EghtesadOnline: Prices of gasoline and oil derivatives will experience no change until the end of the current fiscal year that started on March 21.
Hossein Amiri-Khamkani, a member of Majlis Energy Commission, made the statement, ICANA reported on Saturday.
Rejecting speculations about the rise in gasoline prices, he noted that neither the government nor the Majlis has plans to hike gasoline prices.
Khamkani, a lawmaker from Kerman Province, emphasized that rumors about Oil Ministry's plans to raise fuel prices to cap growing consumption is aimed at destabilizing the market, according to Financial Tribune.
According to the official, all proposals to increase energy price have been rejected and not only the government but also the Majlis is determined to keep prices unchanged until March 2019.
"Keeping fuel prices unchanged will help stabilize the economy," he said, adding that the Oil Ministry and its subsidiaries, namely the National Iranian Oil Products Distribution Company, can play a major role in resolving a part of economic problems by increasing gasoline production to minimize imports.
Iran's gasoline consumption stands at 90 million liters per day, of which 70 million liters are produced domestically.
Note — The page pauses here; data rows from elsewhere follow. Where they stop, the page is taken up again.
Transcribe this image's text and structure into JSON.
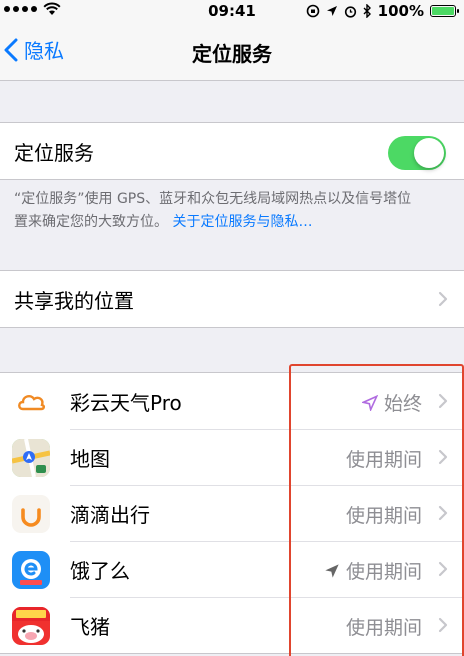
{
  "status_bar": {
    "time": "09:41",
    "battery": "100%"
  },
  "nav": {
    "back_label": "隐私",
    "title": "定位服务"
  },
  "location_services": {
    "label": "定位服务",
    "enabled": true,
    "note_text": "“定位服务”使用 GPS、蓝牙和众包无线局域网热点以及信号塔位置来确定您的大致方位。",
    "note_link": "关于定位服务与隐私…"
  },
  "share_location": {
    "label": "共享我的位置"
  },
  "apps": [
    {
      "name": "彩云天气Pro",
      "value": "始终",
      "arrow": "purple",
      "icon": "cloud-icon"
    },
    {
      "name": "地图",
      "value": "使用期间",
      "arrow": "none",
      "icon": "maps-icon"
    },
    {
      "name": "滴滴出行",
      "value": "使用期间",
      "arrow": "none",
      "icon": "didi-icon"
    },
    {
      "name": "饿了么",
      "value": "使用期间",
      "arrow": "gray",
      "icon": "eleme-icon"
    },
    {
      "name": "飞猪",
      "value": "使用期间",
      "arrow": "none",
      "icon": "fliggy-icon"
    }
  ],
  "colors": {
    "ios_blue": "#0a7aff",
    "toggle_green": "#4cd964",
    "highlight_red": "#e0452e"
  }
}
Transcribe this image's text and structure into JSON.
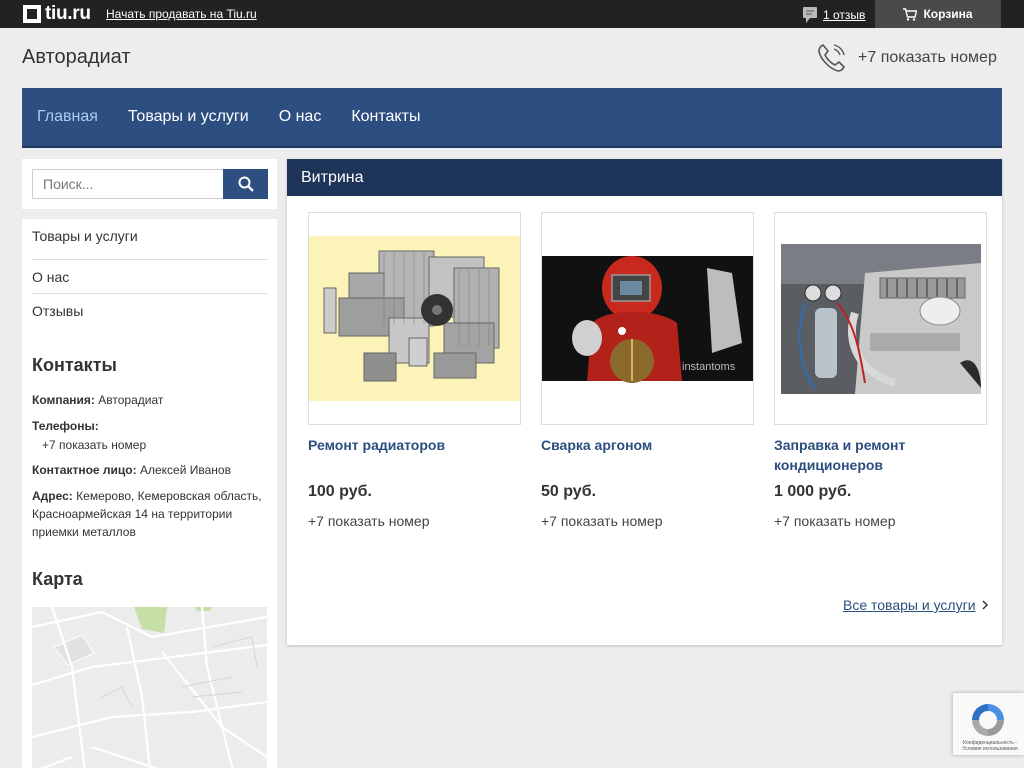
{
  "topbar": {
    "logo_text": "tiu.ru",
    "sell_link": "Начать продавать на Tiu.ru",
    "reviews_link": "1 отзыв",
    "cart_label": "Корзина"
  },
  "header": {
    "company_name": "Авторадиат",
    "phone_label": "+7 показать номер"
  },
  "nav": {
    "items": [
      {
        "label": "Главная"
      },
      {
        "label": "Товары и услуги"
      },
      {
        "label": "О нас"
      },
      {
        "label": "Контакты"
      }
    ]
  },
  "search": {
    "placeholder": "Поиск..."
  },
  "sidebar": {
    "menu": [
      {
        "label": "Товары и услуги"
      },
      {
        "label": "О нас"
      },
      {
        "label": "Отзывы"
      }
    ],
    "contacts_heading": "Контакты",
    "company_label": "Компания:",
    "company_value": "Авторадиат",
    "phones_label": "Телефоны:",
    "phones_value": "+7 показать номер",
    "person_label": "Контактное лицо:",
    "person_value": "Алексей Иванов",
    "address_label": "Адрес:",
    "address_value": "Кемерово, Кемеровская область, Красноармейская 14 на территории приемки металлов",
    "map_heading": "Карта"
  },
  "showcase": {
    "title": "Витрина",
    "products": [
      {
        "name": "Ремонт радиаторов",
        "price": "100 руб.",
        "phone": "+7 показать номер"
      },
      {
        "name": "Сварка аргоном",
        "price": "50 руб.",
        "phone": "+7 показать номер",
        "watermark": "instantoms"
      },
      {
        "name": "Заправка и ремонт кондиционеров",
        "price": "1 000 руб.",
        "phone": "+7 показать номер"
      }
    ],
    "all_link": "Все товары и услуги"
  },
  "recaptcha": {
    "text": "Конфиденциальность - Условия использования"
  },
  "colors": {
    "topbar": "#222222",
    "nav": "#2c4e80",
    "showcase_header": "#1f3459",
    "link": "#2c4e80",
    "background": "#ededed"
  }
}
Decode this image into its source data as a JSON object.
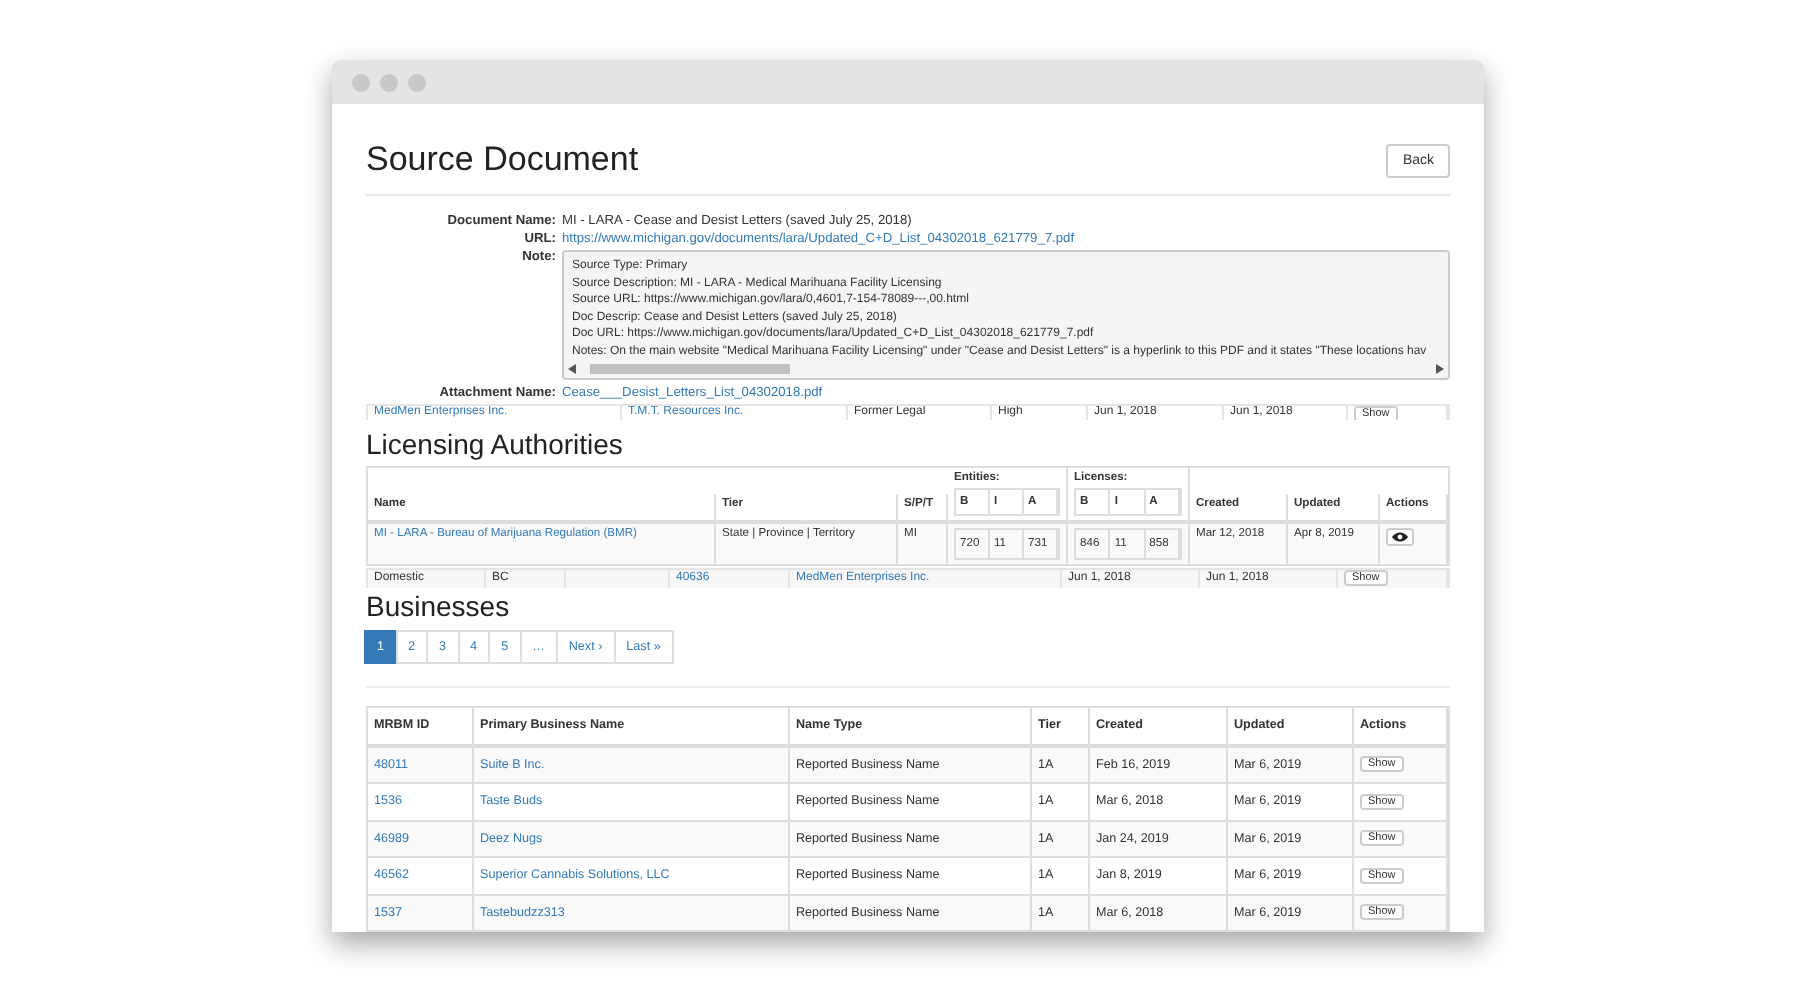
{
  "page": {
    "title": "Source Document",
    "back_button": "Back"
  },
  "document": {
    "fields": [
      {
        "kind": "text",
        "label": "Document Name:",
        "value": "MI - LARA - Cease and Desist Letters (saved July 25, 2018)"
      },
      {
        "kind": "link",
        "label": "URL:",
        "value": "https://www.michigan.gov/documents/lara/Updated_C+D_List_04302018_621779_7.pdf"
      },
      {
        "kind": "note",
        "label": "Note:",
        "lines": [
          "Source Type: Primary",
          "Source Description: MI - LARA - Medical Marihuana Facility Licensing",
          "Source URL: https://www.michigan.gov/lara/0,4601,7-154-78089---,00.html",
          "Doc Descrip: Cease and Desist Letters (saved July 25, 2018)",
          "Doc URL: https://www.michigan.gov/documents/lara/Updated_C+D_List_04302018_621779_7.pdf",
          "Notes: On the main website \"Medical Marihuana Facility Licensing\" under \"Cease and Desist Letters\" is a hyperlink to this PDF and it states \"These locations hav"
        ]
      },
      {
        "kind": "link",
        "label": "Attachment Name:",
        "value": "Cease___Desist_Letters_List_04302018.pdf"
      }
    ]
  },
  "partial_row_1": {
    "cells": [
      {
        "kind": "link",
        "text": "MedMen Enterprises Inc."
      },
      {
        "kind": "link",
        "text": "T.M.T. Resources Inc."
      },
      {
        "kind": "text",
        "text": "Former Legal"
      },
      {
        "kind": "text",
        "text": "High"
      },
      {
        "kind": "text",
        "text": "Jun 1, 2018"
      },
      {
        "kind": "text",
        "text": "Jun 1, 2018"
      },
      {
        "kind": "button",
        "text": "Show"
      }
    ]
  },
  "licensing_authorities": {
    "heading": "Licensing Authorities",
    "columns": [
      "Name",
      "Tier",
      "S/P/T",
      "Created",
      "Updated",
      "Actions"
    ],
    "entities": {
      "label": "Entities:",
      "columns": [
        "B",
        "I",
        "A"
      ]
    },
    "licenses": {
      "label": "Licenses:",
      "columns": [
        "B",
        "I",
        "A"
      ]
    },
    "rows": [
      {
        "name": "MI - LARA - Bureau of Marijuana Regulation (BMR)",
        "tier": "State | Province | Territory",
        "spt": "MI",
        "entities": [
          "720",
          "11",
          "731"
        ],
        "licenses": [
          "846",
          "11",
          "858"
        ],
        "created": "Mar 12, 2018",
        "updated": "Apr 8, 2019"
      }
    ]
  },
  "partial_row_2": {
    "cells": [
      {
        "kind": "text",
        "text": "Domestic"
      },
      {
        "kind": "text",
        "text": "BC"
      },
      {
        "kind": "empty",
        "text": ""
      },
      {
        "kind": "link",
        "text": "40636"
      },
      {
        "kind": "link",
        "text": "MedMen Enterprises Inc."
      },
      {
        "kind": "text",
        "text": "Jun 1, 2018"
      },
      {
        "kind": "text",
        "text": "Jun 1, 2018"
      },
      {
        "kind": "button",
        "text": "Show"
      }
    ]
  },
  "businesses": {
    "heading": "Businesses",
    "pagination": [
      {
        "label": "1",
        "selected": true
      },
      {
        "label": "2",
        "selected": false
      },
      {
        "label": "3",
        "selected": false
      },
      {
        "label": "4",
        "selected": false
      },
      {
        "label": "5",
        "selected": false
      },
      {
        "label": "…",
        "selected": false
      },
      {
        "label": "Next ›",
        "selected": false
      },
      {
        "label": "Last »",
        "selected": false
      }
    ],
    "columns": [
      "MRBM ID",
      "Primary Business Name",
      "Name Type",
      "Tier",
      "Created",
      "Updated",
      "Actions"
    ],
    "rows": [
      {
        "id": "48011",
        "name": "Suite B Inc.",
        "name_type": "Reported Business Name",
        "tier": "1A",
        "created": "Feb 16, 2019",
        "updated": "Mar 6, 2019",
        "action": "Show"
      },
      {
        "id": "1536",
        "name": "Taste Buds",
        "name_type": "Reported Business Name",
        "tier": "1A",
        "created": "Mar 6, 2018",
        "updated": "Mar 6, 2019",
        "action": "Show"
      },
      {
        "id": "46989",
        "name": "Deez Nugs",
        "name_type": "Reported Business Name",
        "tier": "1A",
        "created": "Jan 24, 2019",
        "updated": "Mar 6, 2019",
        "action": "Show"
      },
      {
        "id": "46562",
        "name": "Superior Cannabis Solutions, LLC",
        "name_type": "Reported Business Name",
        "tier": "1A",
        "created": "Jan 8, 2019",
        "updated": "Mar 6, 2019",
        "action": "Show"
      },
      {
        "id": "1537",
        "name": "Tastebudzz313",
        "name_type": "Reported Business Name",
        "tier": "1A",
        "created": "Mar 6, 2018",
        "updated": "Mar 6, 2019",
        "action": "Show"
      }
    ]
  }
}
Noting that the parliament is highly likely to keep fuel prices unchanged, the lawmaker noted that fuel inflation will creep into inflationary expectations and have direct and indirect impacts on people’s expenditures.
Inflation expectation is the rate of inflation that workers, businesses and investors think will prevail in the future, which they will factor into their decision-making.
According to Asadollah Qarekhani, the spokesman of Majlis Energy Commission, no decision has so far been taken on fuel rationing, but if consumption is not curbed, the country would be pressured by US sanctions.
On May 8, US President Donald Trump announced that his country has unilaterally withdrawn from the Iran nuclear deal and the US Treasury Department plans to impose sanctions on Iran in the coming months.
Qarekhani said that in the previous round of sanctions, the country could not meet its gasoline demand, hence it resorted to rationing the fuel with two prices, which was effective in curtailing consumption.